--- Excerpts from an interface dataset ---

==================================================

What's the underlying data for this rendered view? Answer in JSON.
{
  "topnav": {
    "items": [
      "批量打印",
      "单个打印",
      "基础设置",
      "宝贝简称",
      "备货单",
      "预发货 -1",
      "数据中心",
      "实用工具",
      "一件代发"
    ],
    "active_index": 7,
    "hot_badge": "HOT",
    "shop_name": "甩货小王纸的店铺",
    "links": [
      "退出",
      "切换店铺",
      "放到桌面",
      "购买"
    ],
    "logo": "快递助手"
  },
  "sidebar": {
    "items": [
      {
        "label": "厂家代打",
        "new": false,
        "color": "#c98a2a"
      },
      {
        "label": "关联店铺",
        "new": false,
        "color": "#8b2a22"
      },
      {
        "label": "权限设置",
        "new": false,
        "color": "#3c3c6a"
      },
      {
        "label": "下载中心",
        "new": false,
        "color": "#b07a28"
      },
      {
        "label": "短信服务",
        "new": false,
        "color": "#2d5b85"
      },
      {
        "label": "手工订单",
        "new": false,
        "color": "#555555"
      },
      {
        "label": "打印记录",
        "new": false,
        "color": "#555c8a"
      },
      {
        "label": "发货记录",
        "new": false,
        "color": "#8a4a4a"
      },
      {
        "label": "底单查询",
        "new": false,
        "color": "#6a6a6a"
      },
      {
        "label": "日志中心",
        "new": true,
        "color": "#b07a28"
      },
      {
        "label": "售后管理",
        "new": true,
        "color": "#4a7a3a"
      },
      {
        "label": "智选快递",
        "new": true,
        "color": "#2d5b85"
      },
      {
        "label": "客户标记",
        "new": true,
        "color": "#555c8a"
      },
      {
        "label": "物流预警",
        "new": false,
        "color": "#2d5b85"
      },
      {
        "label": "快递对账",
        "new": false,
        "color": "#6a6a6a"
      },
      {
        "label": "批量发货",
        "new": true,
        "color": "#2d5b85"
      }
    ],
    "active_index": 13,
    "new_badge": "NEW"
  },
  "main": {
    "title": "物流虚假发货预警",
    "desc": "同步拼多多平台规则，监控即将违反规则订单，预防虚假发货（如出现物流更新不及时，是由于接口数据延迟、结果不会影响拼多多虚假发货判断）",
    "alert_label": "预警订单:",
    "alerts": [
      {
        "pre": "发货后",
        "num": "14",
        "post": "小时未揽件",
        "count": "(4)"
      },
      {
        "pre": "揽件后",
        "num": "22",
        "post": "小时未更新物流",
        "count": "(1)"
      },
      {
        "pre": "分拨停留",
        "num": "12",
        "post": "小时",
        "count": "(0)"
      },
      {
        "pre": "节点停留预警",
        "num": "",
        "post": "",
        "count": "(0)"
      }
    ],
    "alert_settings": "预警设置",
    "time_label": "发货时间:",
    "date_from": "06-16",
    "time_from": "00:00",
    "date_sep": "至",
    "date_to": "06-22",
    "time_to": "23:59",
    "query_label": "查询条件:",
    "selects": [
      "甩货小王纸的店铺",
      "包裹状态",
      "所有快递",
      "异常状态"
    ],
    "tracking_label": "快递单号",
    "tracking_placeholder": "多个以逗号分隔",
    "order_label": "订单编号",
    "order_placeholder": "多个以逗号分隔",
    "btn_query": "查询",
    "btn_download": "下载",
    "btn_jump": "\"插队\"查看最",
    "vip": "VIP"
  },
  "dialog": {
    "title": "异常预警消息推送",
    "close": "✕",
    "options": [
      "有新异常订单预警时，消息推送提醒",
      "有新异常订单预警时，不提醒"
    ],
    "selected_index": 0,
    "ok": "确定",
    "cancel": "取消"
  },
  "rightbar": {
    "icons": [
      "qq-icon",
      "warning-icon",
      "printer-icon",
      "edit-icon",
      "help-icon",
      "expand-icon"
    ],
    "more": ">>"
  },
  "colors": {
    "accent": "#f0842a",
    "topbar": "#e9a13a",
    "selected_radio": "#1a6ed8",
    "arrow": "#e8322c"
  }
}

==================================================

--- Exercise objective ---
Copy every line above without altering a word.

--- Result below ---
What's the underlying data for this rendered view? Answer in JSON.
{
  "topnav": {
    "items": [
      "批量打印",
      "单个打印",
      "基础设置",
      "宝贝简称",
      "备货单",
      "预发货 -1",
      "数据中心",
      "实用工具",
      "一件代发"
    ],
    "active_index": 7,
    "hot_badge": "HOT",
    "shop_name": "甩货小王纸的店铺",
    "links": [
      "退出",
      "切换店铺",
      "放到桌面",
      "购买"
    ],
    "logo": "快递助手"
  },
  "sidebar": {
    "items": [
      {
        "label": "厂家代打",
        "new": false,
        "color": "#c98a2a"
      },
      {
        "label": "关联店铺",
        "new": false,
        "color": "#8b2a22"
      },
      {
        "label": "权限设置",
        "new": false,
        "color": "#3c3c6a"
      },
      {
        "label": "下载中心",
        "new": false,
        "color": "#b07a28"
      },
      {
        "label": "短信服务",
        "new": false,
        "color": "#2d5b85"
      },
      {
        "label": "手工订单",
        "new": false,
        "color": "#555555"
      },
      {
        "label": "打印记录",
        "new": false,
        "color": "#555c8a"
      },
      {
        "label": "发货记录",
        "new": false,
        "color": "#8a4a4a"
      },
      {
        "label": "底单查询",
        "new": false,
        "color": "#6a6a6a"
      },
      {
        "label": "日志中心",
        "new": true,
        "color": "#b07a28"
      },
      {
        "label": "售后管理",
        "new": true,
        "color": "#4a7a3a"
      },
      {
        "label": "智选快递",
        "new": true,
        "color": "#2d5b85"
      },
      {
        "label": "客户标记",
        "new": true,
        "color": "#555c8a"
      },
      {
        "label": "物流预警",
        "new": false,
        "color": "#2d5b85"
      },
      {
        "label": "快递对账",
        "new": false,
        "color": "#6a6a6a"
      },
      {
        "label": "批量发货",
        "new": true,
        "color": "#2d5b85"
      }
    ],
    "active_index": 13,
    "new_badge": "NEW"
  },
  "main": {
    "title": "物流虚假发货预警",
    "desc": "同步拼多多平台规则，监控即将违反规则订单，预防虚假发货（如出现物流更新不及时，是由于接口数据延迟、结果不会影响拼多多虚假发货判断）",
    "alert_label": "预警订单:",
    "alerts": [
      {
        "pre": "发货后",
        "num": "14",
        "post": "小时未揽件",
        "count": "(4)"
      },
      {
        "pre": "揽件后",
        "num": "22",
        "post": "小时未更新物流",
        "count": "(1)"
      },
      {
        "pre": "分拨停留",
        "num": "12",
        "post": "小时",
        "count": "(0)"
      },
      {
        "pre": "节点停留预警",
        "num": "",
        "post": "",
        "count": "(0)"
      }
    ],
    "alert_settings": "预警设置",
    "time_label": "发货时间:",
    "date_from": "06-16",
    "time_from": "00:00",
    "date_sep": "至",
    "date_to": "06-22",
    "time_to": "23:59",
    "query_label": "查询条件:",
    "selects": [
      "甩货小王纸的店铺",
      "包裹状态",
      "所有快递",
      "异常状态"
    ],
    "tracking_label": "快递单号",
    "tracking_placeholder": "多个以逗号分隔",
    "order_label": "订单编号",
    "order_placeholder": "多个以逗号分隔",
    "btn_query": "查询",
    "btn_download": "下载",
    "btn_jump": "\"插队\"查看最",
    "vip": "VIP"
  },
  "dialog": {
    "title": "异常预警消息推送",
    "close": "✕",
    "options": [
      "有新异常订单预警时，消息推送提醒",
      "有新异常订单预警时，不提醒"
    ],
    "selected_index": 0,
    "ok": "确定",
    "cancel": "取消"
  },
  "rightbar": {
    "icons": [
      "qq-icon",
      "warning-icon",
      "printer-icon",
      "edit-icon",
      "help-icon",
      "expand-icon"
    ],
    "more": ">>"
  },
  "colors": {
    "accent": "#f0842a",
    "topbar": "#e9a13a",
    "selected_radio": "#1a6ed8",
    "arrow": "#e8322c"
  }
}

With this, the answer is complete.